### THE PROBLEM
All of the data that follows should be given again exactly, without its images.

BEGIN MATERIAL PROVIDED

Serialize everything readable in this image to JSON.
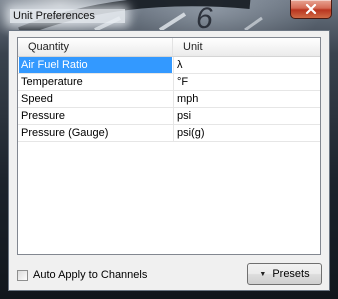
{
  "window": {
    "title": "Unit Preferences"
  },
  "grid": {
    "columns": [
      "Quantity",
      "Unit"
    ],
    "rows": [
      {
        "quantity": "Air Fuel Ratio",
        "unit": "λ",
        "selected": true
      },
      {
        "quantity": "Temperature",
        "unit": "°F",
        "selected": false
      },
      {
        "quantity": "Speed",
        "unit": "mph",
        "selected": false
      },
      {
        "quantity": "Pressure",
        "unit": "psi",
        "selected": false
      },
      {
        "quantity": "Pressure (Gauge)",
        "unit": "psi(g)",
        "selected": false
      }
    ]
  },
  "footer": {
    "auto_apply_label": "Auto Apply to Channels",
    "auto_apply_checked": false,
    "presets_label": "Presets"
  },
  "colors": {
    "selection": "#3399ff",
    "close_button": "#c7432b"
  }
}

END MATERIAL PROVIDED

### REPLY
Serialize everything readable in this image to JSON.
{
  "window": {
    "title": "Unit Preferences"
  },
  "grid": {
    "columns": [
      "Quantity",
      "Unit"
    ],
    "rows": [
      {
        "quantity": "Air Fuel Ratio",
        "unit": "λ",
        "selected": true
      },
      {
        "quantity": "Temperature",
        "unit": "°F",
        "selected": false
      },
      {
        "quantity": "Speed",
        "unit": "mph",
        "selected": false
      },
      {
        "quantity": "Pressure",
        "unit": "psi",
        "selected": false
      },
      {
        "quantity": "Pressure (Gauge)",
        "unit": "psi(g)",
        "selected": false
      }
    ]
  },
  "footer": {
    "auto_apply_label": "Auto Apply to Channels",
    "auto_apply_checked": false,
    "presets_label": "Presets"
  },
  "colors": {
    "selection": "#3399ff",
    "close_button": "#c7432b"
  }
}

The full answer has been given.